Work item:
The records below are made of lines; count those holding the word "gamepad" and give the number only.

Page and application data records:
•••••

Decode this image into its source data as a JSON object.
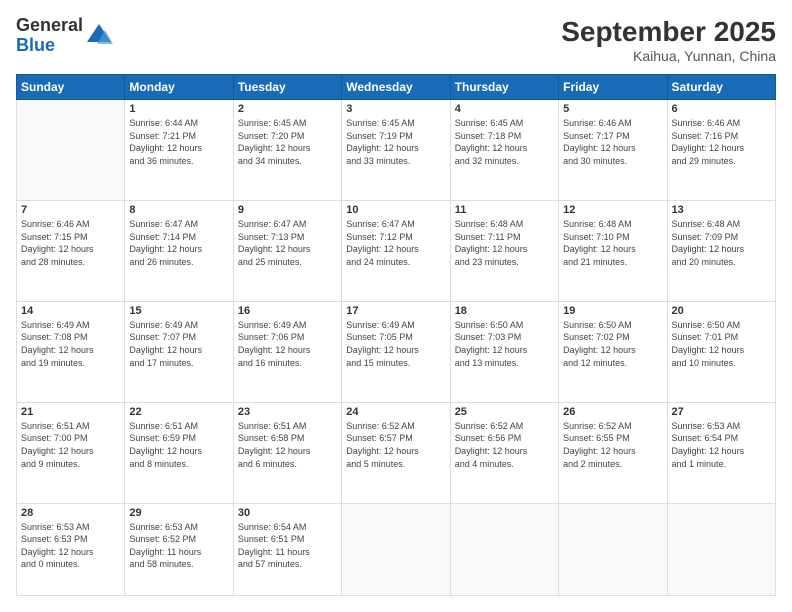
{
  "logo": {
    "line1": "General",
    "line2": "Blue"
  },
  "title": "September 2025",
  "subtitle": "Kaihua, Yunnan, China",
  "weekdays": [
    "Sunday",
    "Monday",
    "Tuesday",
    "Wednesday",
    "Thursday",
    "Friday",
    "Saturday"
  ],
  "weeks": [
    [
      {
        "day": "",
        "info": ""
      },
      {
        "day": "1",
        "info": "Sunrise: 6:44 AM\nSunset: 7:21 PM\nDaylight: 12 hours\nand 36 minutes."
      },
      {
        "day": "2",
        "info": "Sunrise: 6:45 AM\nSunset: 7:20 PM\nDaylight: 12 hours\nand 34 minutes."
      },
      {
        "day": "3",
        "info": "Sunrise: 6:45 AM\nSunset: 7:19 PM\nDaylight: 12 hours\nand 33 minutes."
      },
      {
        "day": "4",
        "info": "Sunrise: 6:45 AM\nSunset: 7:18 PM\nDaylight: 12 hours\nand 32 minutes."
      },
      {
        "day": "5",
        "info": "Sunrise: 6:46 AM\nSunset: 7:17 PM\nDaylight: 12 hours\nand 30 minutes."
      },
      {
        "day": "6",
        "info": "Sunrise: 6:46 AM\nSunset: 7:16 PM\nDaylight: 12 hours\nand 29 minutes."
      }
    ],
    [
      {
        "day": "7",
        "info": "Sunrise: 6:46 AM\nSunset: 7:15 PM\nDaylight: 12 hours\nand 28 minutes."
      },
      {
        "day": "8",
        "info": "Sunrise: 6:47 AM\nSunset: 7:14 PM\nDaylight: 12 hours\nand 26 minutes."
      },
      {
        "day": "9",
        "info": "Sunrise: 6:47 AM\nSunset: 7:13 PM\nDaylight: 12 hours\nand 25 minutes."
      },
      {
        "day": "10",
        "info": "Sunrise: 6:47 AM\nSunset: 7:12 PM\nDaylight: 12 hours\nand 24 minutes."
      },
      {
        "day": "11",
        "info": "Sunrise: 6:48 AM\nSunset: 7:11 PM\nDaylight: 12 hours\nand 23 minutes."
      },
      {
        "day": "12",
        "info": "Sunrise: 6:48 AM\nSunset: 7:10 PM\nDaylight: 12 hours\nand 21 minutes."
      },
      {
        "day": "13",
        "info": "Sunrise: 6:48 AM\nSunset: 7:09 PM\nDaylight: 12 hours\nand 20 minutes."
      }
    ],
    [
      {
        "day": "14",
        "info": "Sunrise: 6:49 AM\nSunset: 7:08 PM\nDaylight: 12 hours\nand 19 minutes."
      },
      {
        "day": "15",
        "info": "Sunrise: 6:49 AM\nSunset: 7:07 PM\nDaylight: 12 hours\nand 17 minutes."
      },
      {
        "day": "16",
        "info": "Sunrise: 6:49 AM\nSunset: 7:06 PM\nDaylight: 12 hours\nand 16 minutes."
      },
      {
        "day": "17",
        "info": "Sunrise: 6:49 AM\nSunset: 7:05 PM\nDaylight: 12 hours\nand 15 minutes."
      },
      {
        "day": "18",
        "info": "Sunrise: 6:50 AM\nSunset: 7:03 PM\nDaylight: 12 hours\nand 13 minutes."
      },
      {
        "day": "19",
        "info": "Sunrise: 6:50 AM\nSunset: 7:02 PM\nDaylight: 12 hours\nand 12 minutes."
      },
      {
        "day": "20",
        "info": "Sunrise: 6:50 AM\nSunset: 7:01 PM\nDaylight: 12 hours\nand 10 minutes."
      }
    ],
    [
      {
        "day": "21",
        "info": "Sunrise: 6:51 AM\nSunset: 7:00 PM\nDaylight: 12 hours\nand 9 minutes."
      },
      {
        "day": "22",
        "info": "Sunrise: 6:51 AM\nSunset: 6:59 PM\nDaylight: 12 hours\nand 8 minutes."
      },
      {
        "day": "23",
        "info": "Sunrise: 6:51 AM\nSunset: 6:58 PM\nDaylight: 12 hours\nand 6 minutes."
      },
      {
        "day": "24",
        "info": "Sunrise: 6:52 AM\nSunset: 6:57 PM\nDaylight: 12 hours\nand 5 minutes."
      },
      {
        "day": "25",
        "info": "Sunrise: 6:52 AM\nSunset: 6:56 PM\nDaylight: 12 hours\nand 4 minutes."
      },
      {
        "day": "26",
        "info": "Sunrise: 6:52 AM\nSunset: 6:55 PM\nDaylight: 12 hours\nand 2 minutes."
      },
      {
        "day": "27",
        "info": "Sunrise: 6:53 AM\nSunset: 6:54 PM\nDaylight: 12 hours\nand 1 minute."
      }
    ],
    [
      {
        "day": "28",
        "info": "Sunrise: 6:53 AM\nSunset: 6:53 PM\nDaylight: 12 hours\nand 0 minutes."
      },
      {
        "day": "29",
        "info": "Sunrise: 6:53 AM\nSunset: 6:52 PM\nDaylight: 11 hours\nand 58 minutes."
      },
      {
        "day": "30",
        "info": "Sunrise: 6:54 AM\nSunset: 6:51 PM\nDaylight: 11 hours\nand 57 minutes."
      },
      {
        "day": "",
        "info": ""
      },
      {
        "day": "",
        "info": ""
      },
      {
        "day": "",
        "info": ""
      },
      {
        "day": "",
        "info": ""
      }
    ]
  ]
}
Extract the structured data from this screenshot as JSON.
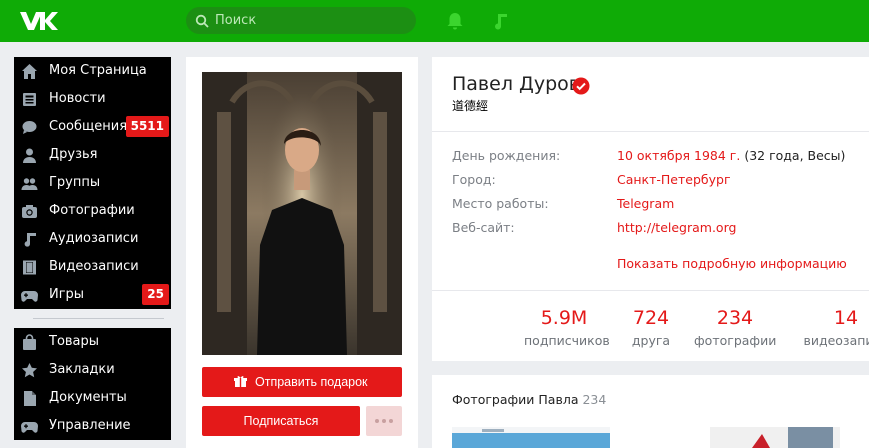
{
  "header": {
    "search_placeholder": "Поиск",
    "bg_color": "#0fab06",
    "icons": [
      "vk-logo-icon",
      "search-icon",
      "bell-icon",
      "music-note-icon"
    ]
  },
  "sidebar": {
    "main": [
      {
        "label": "Моя Страница",
        "icon": "home-icon"
      },
      {
        "label": "Новости",
        "icon": "news-icon"
      },
      {
        "label": "Сообщения",
        "icon": "chat-icon",
        "badge": "5511"
      },
      {
        "label": "Друзья",
        "icon": "user-icon"
      },
      {
        "label": "Группы",
        "icon": "group-icon"
      },
      {
        "label": "Фотографии",
        "icon": "camera-icon"
      },
      {
        "label": "Аудиозаписи",
        "icon": "music-icon"
      },
      {
        "label": "Видеозаписи",
        "icon": "film-icon"
      },
      {
        "label": "Игры",
        "icon": "gamepad-icon",
        "badge": "25"
      }
    ],
    "secondary": [
      {
        "label": "Товары",
        "icon": "bag-icon"
      },
      {
        "label": "Закладки",
        "icon": "star-icon"
      },
      {
        "label": "Документы",
        "icon": "document-icon"
      },
      {
        "label": "Управление",
        "icon": "gamepad-icon"
      }
    ]
  },
  "profile": {
    "name": "Павел Дуров",
    "status": "道德經",
    "gift_button": "Отправить подарок",
    "subscribe_button": "Подписаться",
    "info": [
      {
        "key": "День рождения:",
        "value": "10 октября 1984 г.",
        "extra": " (32 года, Весы)"
      },
      {
        "key": "Город:",
        "value": "Санкт-Петербург",
        "extra": ""
      },
      {
        "key": "Место работы:",
        "value": "Telegram",
        "extra": ""
      },
      {
        "key": "Веб-сайт:",
        "value": "http://telegram.org",
        "extra": ""
      }
    ],
    "show_more": "Показать подробную информацию",
    "counters": [
      {
        "num": "5.9M",
        "label": "подписчиков"
      },
      {
        "num": "724",
        "label": "друга"
      },
      {
        "num": "234",
        "label": "фотографии"
      },
      {
        "num": "14",
        "label": "видеозаписи"
      }
    ]
  },
  "photos": {
    "title": "Фотографии Павла",
    "count": "234"
  },
  "colors": {
    "accent": "#e41919",
    "menu_bg": "#000000",
    "page_bg": "#eceef1"
  }
}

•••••

Answer area:
2